“We hope someday that we will either have a cancer therapy, a world-class cow, or a world-class cheese, or something that brings us enough attention that will let us tell this story,” Galphin said.
With Galphin, that story often starts with a laminated National Geographic poster – a composite of satellite images of Earth at night – he has carried around for more than 15 years.
Dots of light on the images denote the areas with resources, such as the U.S. and parts of Europe. And then there are the darker areas, such as Africa and parts of Asia, where populations are growing more rapidly than in the areas with more resources.
With such growth, countries that depend on affluent countries to grow and ship them food will eventually not be able to have their food demands met. Those demands are expected to double by 2050, Galphin said.
“The food needs to be produced where it consumed,” Galphin said.
In fall 2011, Galphin and Falk began to work together to be part of the solution.
Falk’s state-of-the-art cattle facility, which had previously housed Falk’s Kingsmill Farm II, became the location of the evolving operation. They sought to develop a sustainable, private business model that could be duplicated by other companies, Galphin said.
Currently, Agri-Science Opportunities’ milk production averages 6,500 pounds a day and helps pay most of the company’s bills. Its milk is sold to the Maryland & Virginia Milk Producers Cooperative Association, a collaborative that markets milk for more than 1,500 dairy farmer owners throughout the Mid-Atlantic and Southeast.
The high-producing dairy cows also play other roles in the company’s revenue and mission.
“Every little calf born here, I take a little hair sample and send it out to a lab,” Galphin said.
The lab sends back a genomic evaluation that includes projections on the cow’s dollar merit, milk production and body type.
Agri-Science takes the top 5 percent of the females in the herd, fertilizes their eggs and then flushes the embryos out. The embryos are then transplanted into a less superior cow. The process can be repeated every six weeks.

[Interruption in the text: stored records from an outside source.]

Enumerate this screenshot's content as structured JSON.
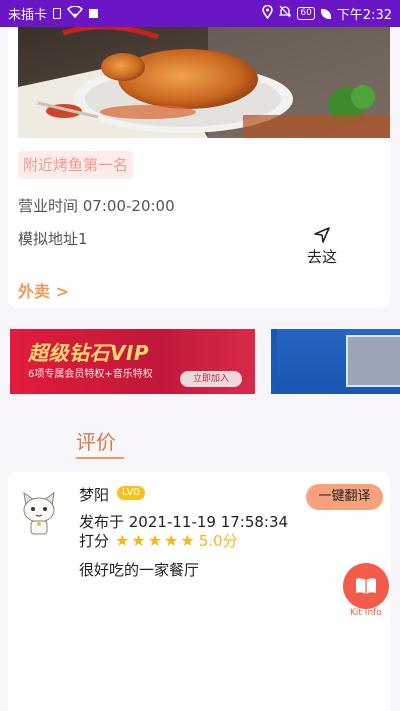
{
  "status_bar": {
    "carrier": "未插卡",
    "battery": "60",
    "time": "下午2:32"
  },
  "shop": {
    "rank_badge": "附近烤鱼第一名",
    "hours": "营业时间 07:00-20:00",
    "address": "模拟地址1",
    "navigate_label": "去这",
    "delivery_link": "外卖 >"
  },
  "banners": {
    "vip_title": "超级钻石VIP",
    "vip_subtitle": "6项专属会员特权+音乐特权",
    "vip_join": "立即加入"
  },
  "reviews": {
    "section_title": "评价",
    "items": [
      {
        "username": "梦阳",
        "level": "LV0",
        "translate_label": "一键翻译",
        "posted": "发布于 2021-11-19 17:58:34",
        "rating_label": "打分",
        "stars": 5,
        "score": "5.0分",
        "comment": "很好吃的一家餐厅"
      }
    ]
  },
  "kit_info": {
    "label": "Kit Info"
  },
  "colors": {
    "status_bar": "#6a16c6",
    "accent_orange": "#f09a5a",
    "star": "#f5b721",
    "translate_button": "#f7a17d",
    "kit_info": "#f35b4b"
  },
  "icons": [
    "sim-icon",
    "wifi-icon",
    "location-icon",
    "mute-icon",
    "battery-icon",
    "navigation-arrow-icon",
    "star-icon",
    "book-icon"
  ]
}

Agri-Science also freezes, sells and ships hundreds of those fertilized eggs across the world.
The company hopes to eventually bring residents from the resource-poor countries to a classroom that sits on the property and teach them how to implant embryos in their own cattle, Galphin said.
More than a year ago, the partners decided they needed to produce a milk product to offset the rising price of feed and ultimately bring in revenue that can carry the business. They chose cheese.
“Cheese is milk’s leap to immortality,” Galphin said. “I watched people make cheese with a cheese cloth strung between two trees in the Amazon jungle.”
The company sells its cheeses in the Triangle at five farmers markets and five Whole Foods Market, with an opportunity to expand into nine more. The cheese is also sold through other outlets, including The Produce Box, a Raleigh-based, online farmers market.
Kelly Harding is Cultured Cow’s cheese-maker. Harding starts his cheese-making days at 5:30 a.m.
“The milk is flowing into the cheese vat as the guys are doing the morning milking,” Harding said.
About 30 minutes later, the hourslong cheese making process begin. The use of fresh, raw milk really enhances the cheeses, he said.
It’s the way cheese was intended to be made.
“It is ideal,” Harding said.